The most common signs are:
- Loss of appetite
- Joint swellings
- Stiffness when moving
The disease can also affect the nervous system and the heart. In rare cases, serious kidney problems can develop which are very difficult to treat. These signs can take a long time to develop, sometimes several months, after a dog is bitten by an infected tick. The intensity of these symptoms can fluctuate for months, and if left undiagnosed can lead to permanent disability.
Diagnosis and treatment

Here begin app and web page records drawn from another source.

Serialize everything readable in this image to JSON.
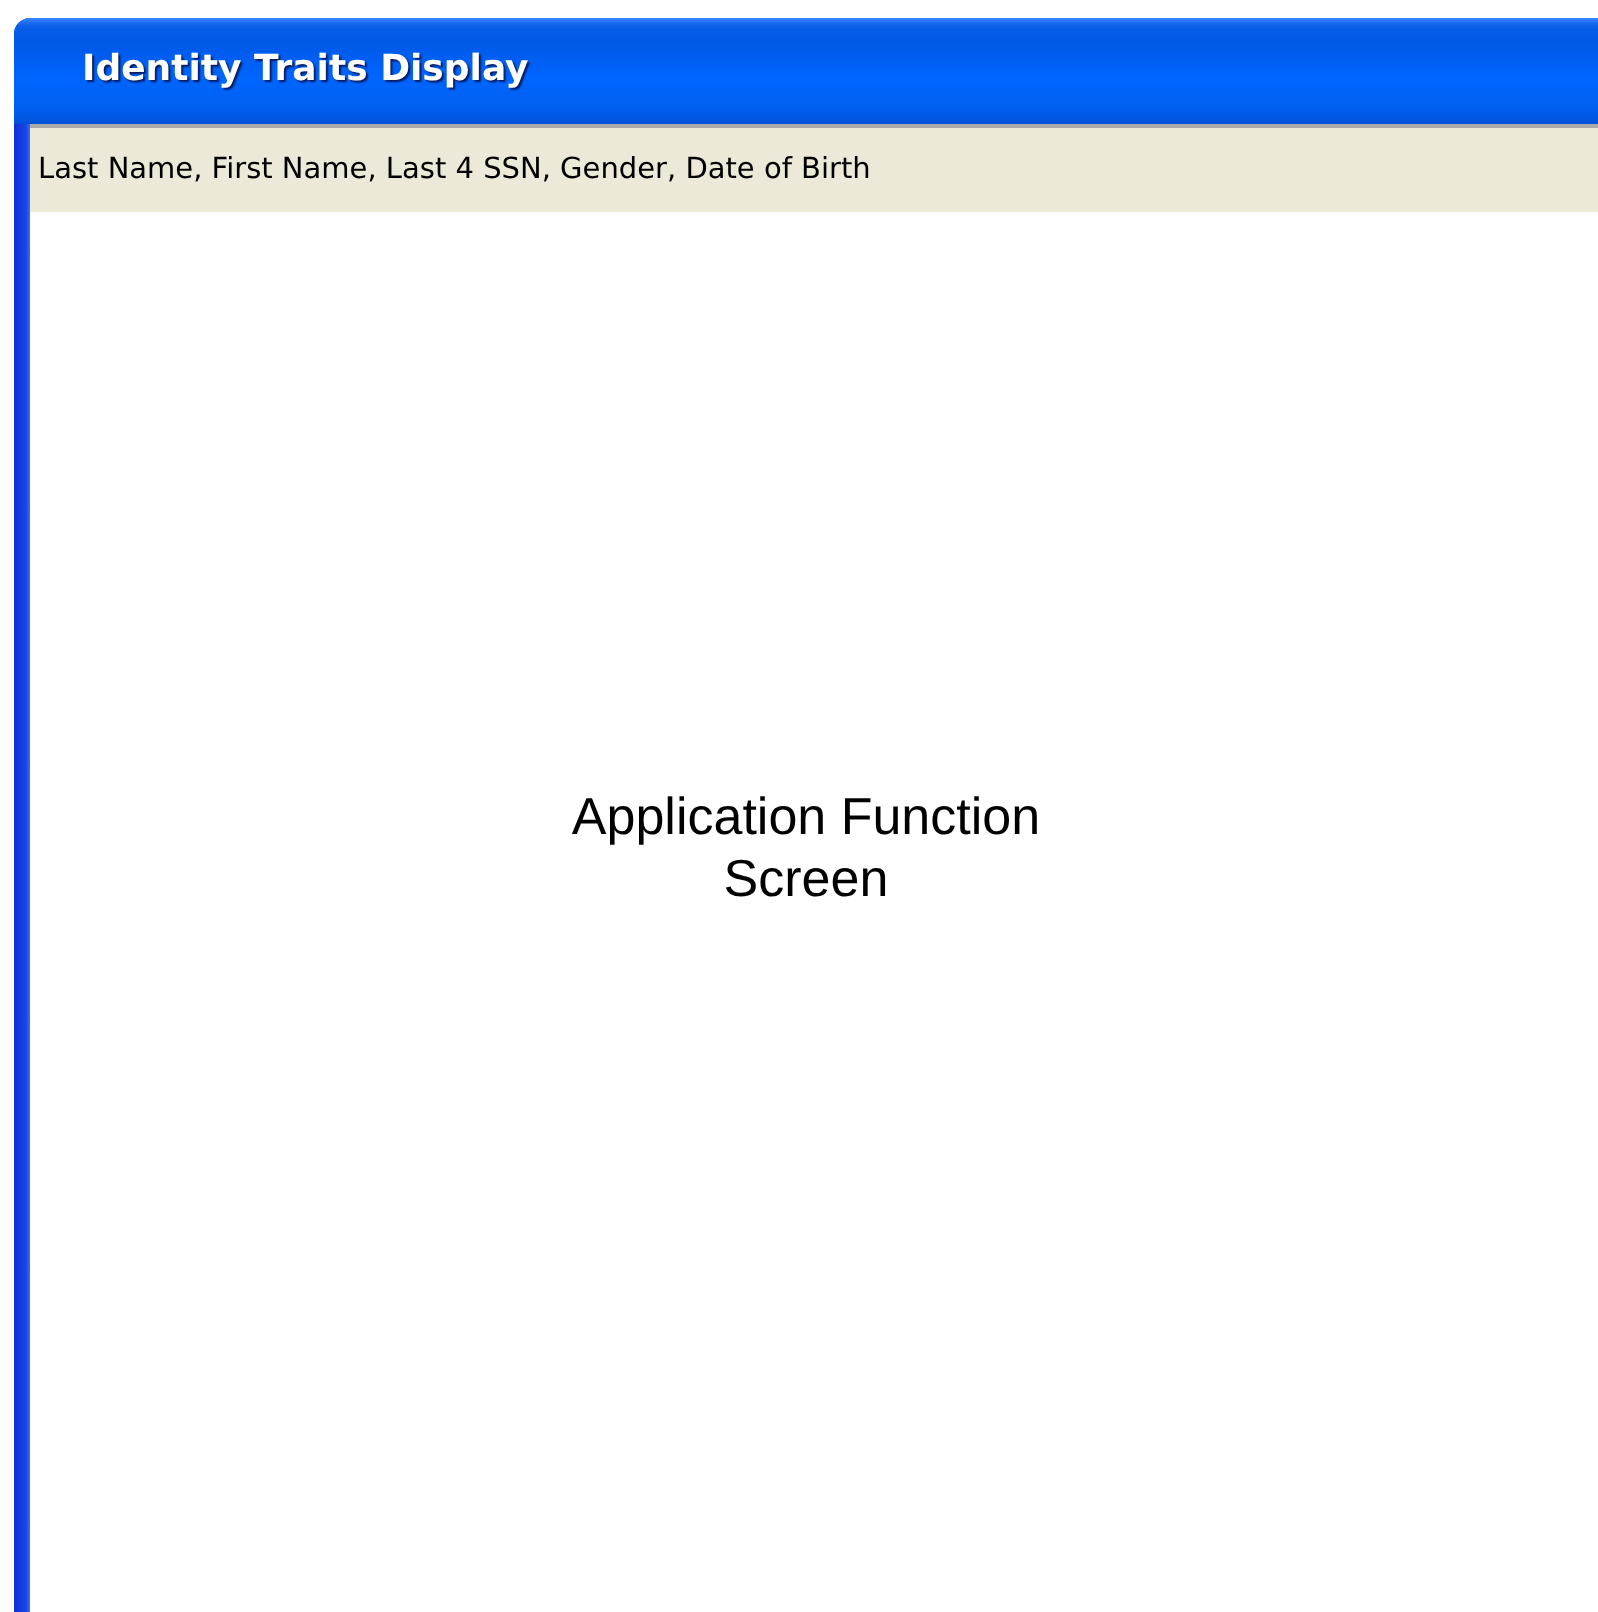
{
  "window": {
    "title": "Identity Traits Display"
  },
  "traits_bar": {
    "text": "Last Name, First Name, Last 4 SSN, Gender, Date of Birth"
  },
  "content": {
    "text": "Application Function\nScreen"
  }
}
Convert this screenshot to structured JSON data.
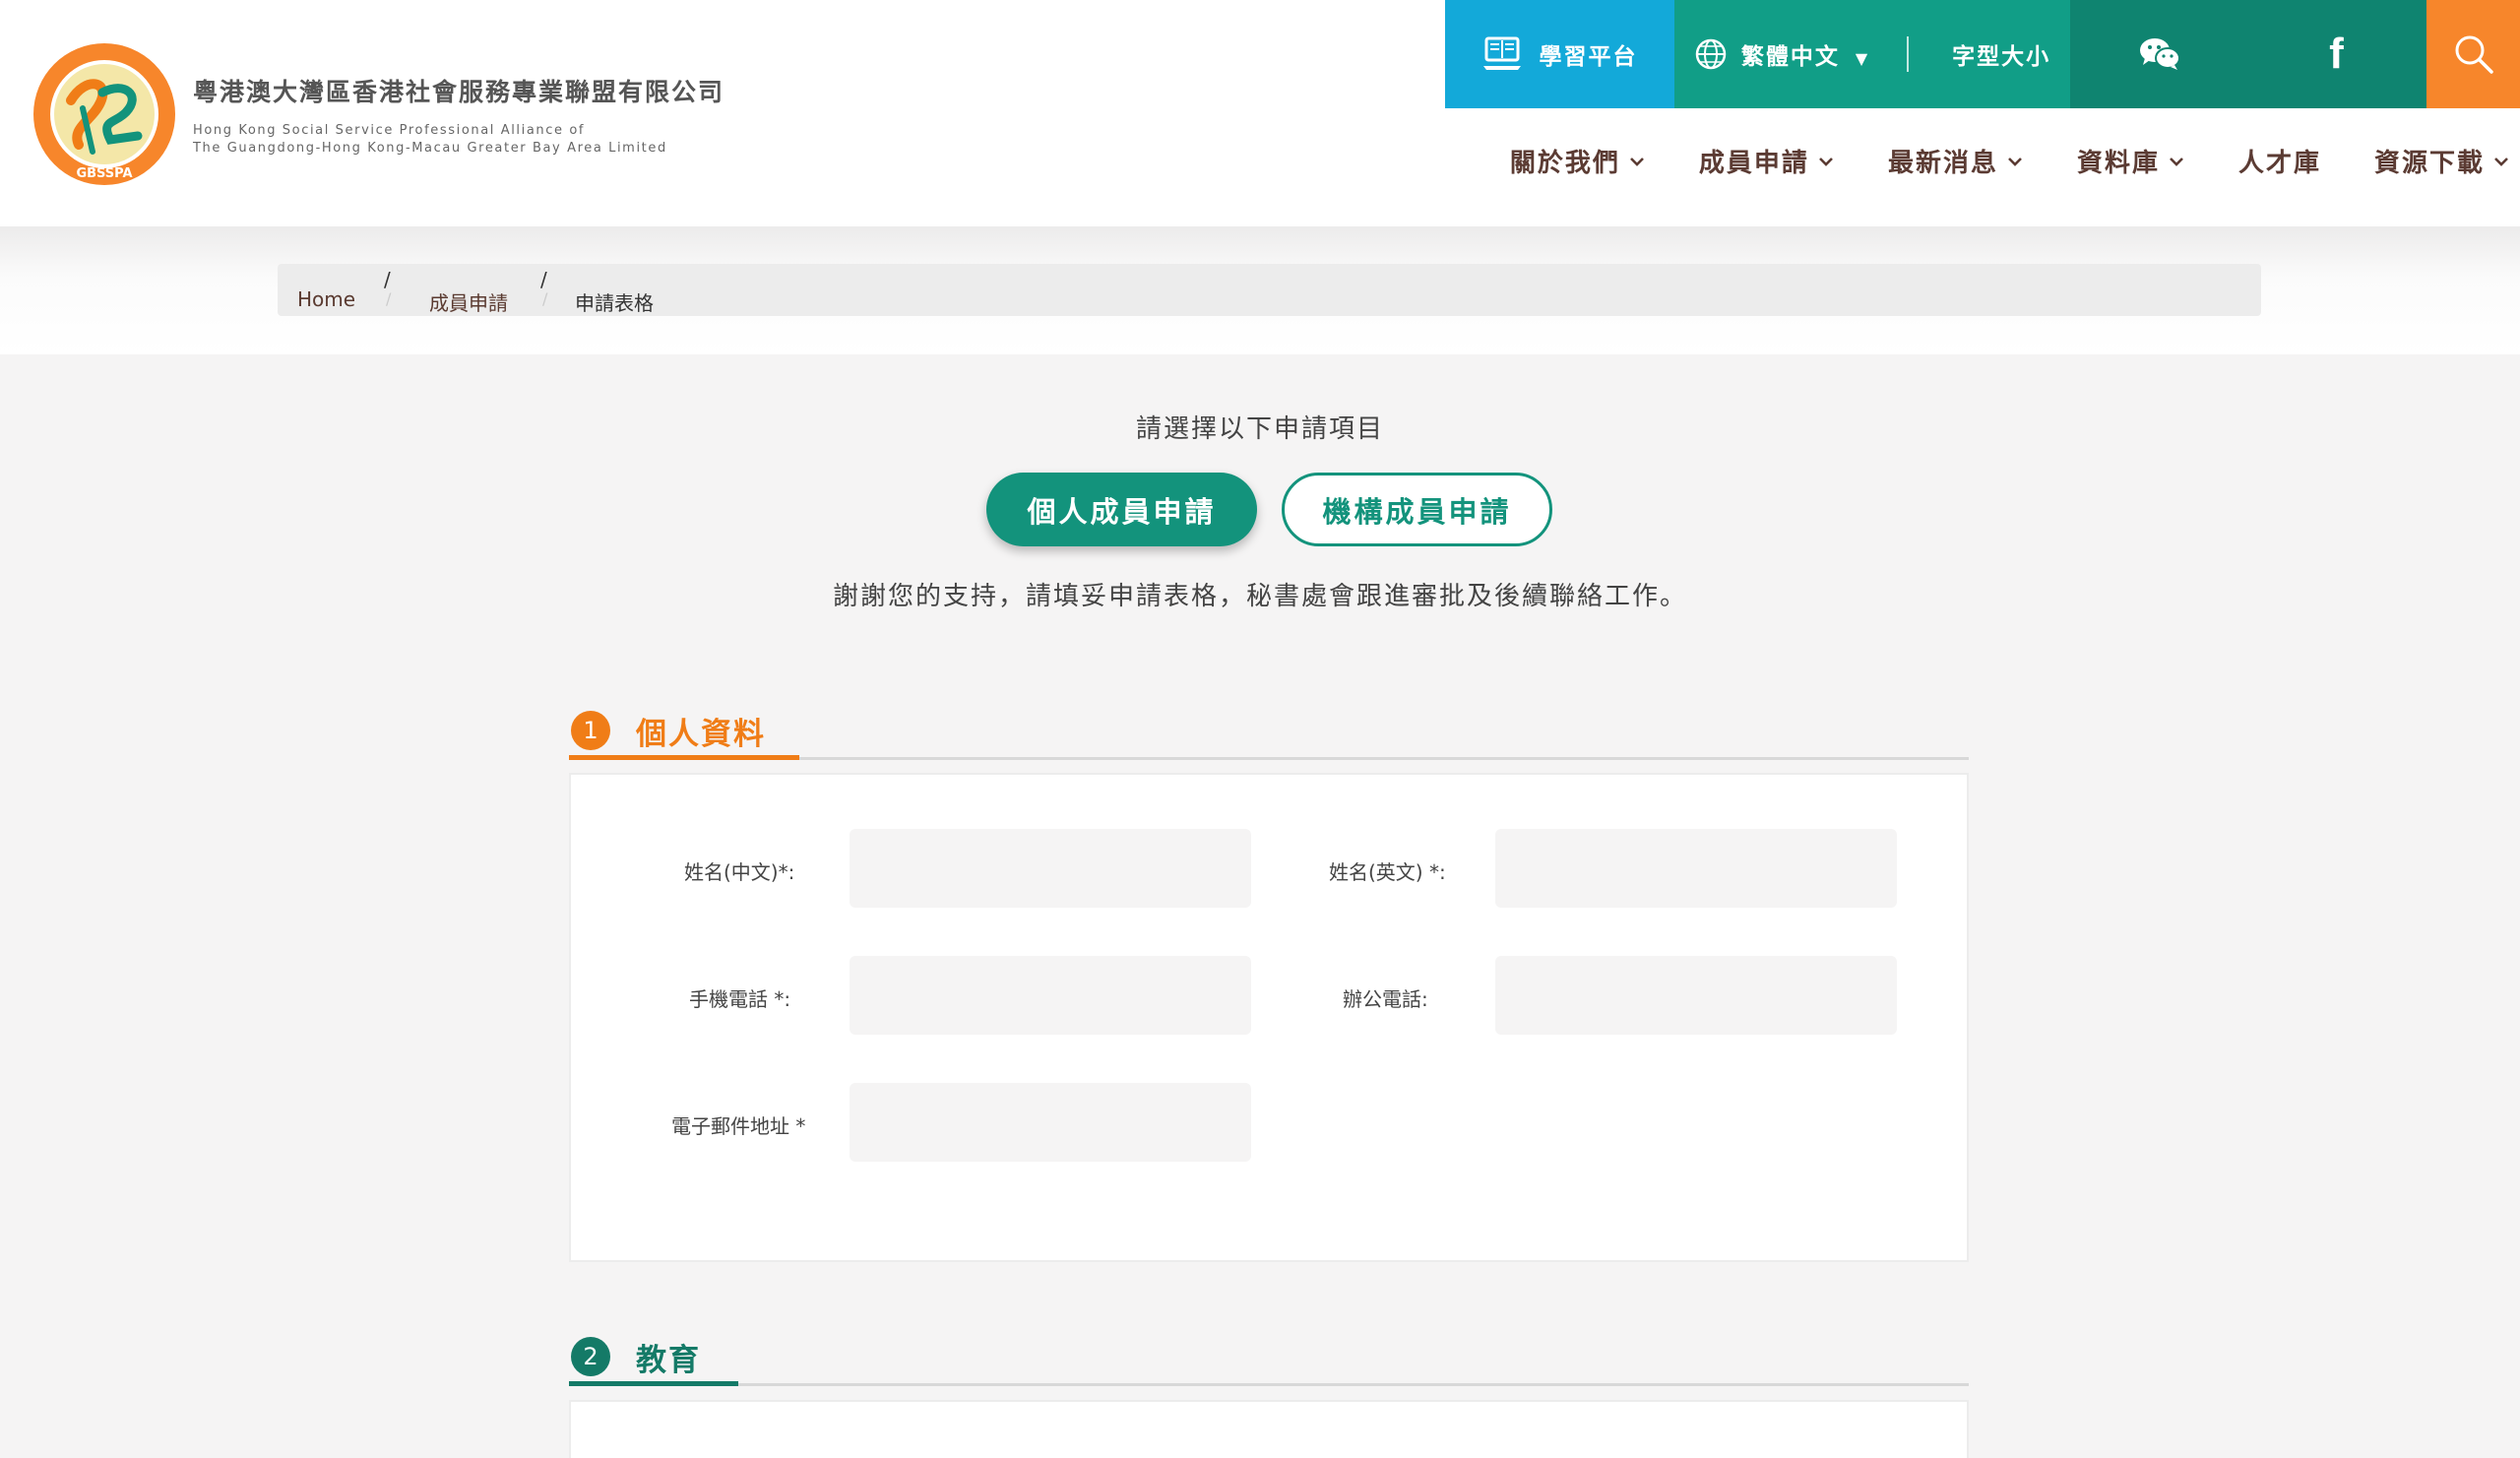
{
  "brand": {
    "name_zh": "粵港澳大灣區香港社會服務專業聯盟有限公司",
    "name_en_line1": "Hong Kong Social Service Professional Alliance of",
    "name_en_line2": "The Guangdong-Hong Kong-Macau Greater Bay Area Limited",
    "logo_text": "GBSSPA"
  },
  "topbar": {
    "learning_label": "學習平台",
    "language_label": "繁體中文",
    "language_caret": "▼",
    "font_size_label": "字型大小",
    "facebook_glyph": "f"
  },
  "nav": {
    "items": [
      {
        "label": "關於我們"
      },
      {
        "label": "成員申請"
      },
      {
        "label": "最新消息"
      },
      {
        "label": "資料庫"
      },
      {
        "label": "人才庫"
      },
      {
        "label": "資源下載"
      }
    ]
  },
  "breadcrumb": {
    "home": "Home",
    "level1": "成員申請",
    "current": "申請表格",
    "separator": "/"
  },
  "main": {
    "prompt": "請選擇以下申請項目",
    "btn_personal": "個人成員申請",
    "btn_org": "機構成員申請",
    "thanks": "謝謝您的支持，請填妥申請表格，秘書處會跟進審批及後續聯絡工作。"
  },
  "section1": {
    "number": "1",
    "title": "個人資料",
    "fields": {
      "name_zh_label": "姓名(中文)*:",
      "name_en_label": "姓名(英文) *:",
      "mobile_label": "手機電話 *:",
      "office_label": "辦公電話:",
      "email_label": "電子郵件地址 *",
      "name_zh_value": "",
      "name_en_value": "",
      "mobile_value": "",
      "office_value": "",
      "email_value": ""
    }
  },
  "section2": {
    "number": "2",
    "title": "教育"
  },
  "colors": {
    "blue": "#13a9d9",
    "green": "#119e87",
    "dark_green": "#0f8470",
    "orange": "#f7862b",
    "section_orange": "#f07d17",
    "brown": "#5b3b33"
  }
}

Diagnosis can be difficult, as the signs are similar to a wide range of other diseases, but blood tests to measure immunity levels to Borrelia can be useful. Other tests are available which can detect the bacteria in tissue samples, such as skin or joint tissue. Treatment usually consists of antibiotics, plus anti-inflammatories to control the painful lameness which can be seen. Although treatment usually gives rapid results in the short term, it is very difficult to get rid of the bacteria, and relapses can occur. Prevention is certainly better than cure.
There are several steps you can take to reduce the risk of Lyme disease for your dog. You can help protect your dog from Lyme Disease by using suitable veterinary advised products. These are designed to protect against the ticks that carry the disease.
Vaccination is an important way of protecting your pet and a vaccine against Lyme disease is now available in the UK. A primary vaccine course of two injections are required followed by annual boosters.
Avoiding high risk areas, particularly during periods of peak tick activity during Spring and Autumn, can help. Carefully examining your dog after walks to identify and then remove ticks is important, as removal of ticks within 48 hours of attachment helps to reduce the risk of disease transmission. And don’t forget that Lyme disease affects humans too, so take appropriate steps to protect yourself against ticks, such as covering up exposed skin and checking yourself carefully for ticks.
Please ask us about our FREE Travel Clinics which help you plan the appropriate disease prevention measures and also check your pet’s microchip is still active. Even if you aren't travelling abroad you should still protect your pet. Remember to prepare well in advance as some parasite prevention products need to be applied well before any possible exposure to parasites. Please contact your local branch for an appointment.
Click on the video below to find out more about Lyme Disease.
Lyme Disease Pet Owner Information Leaflet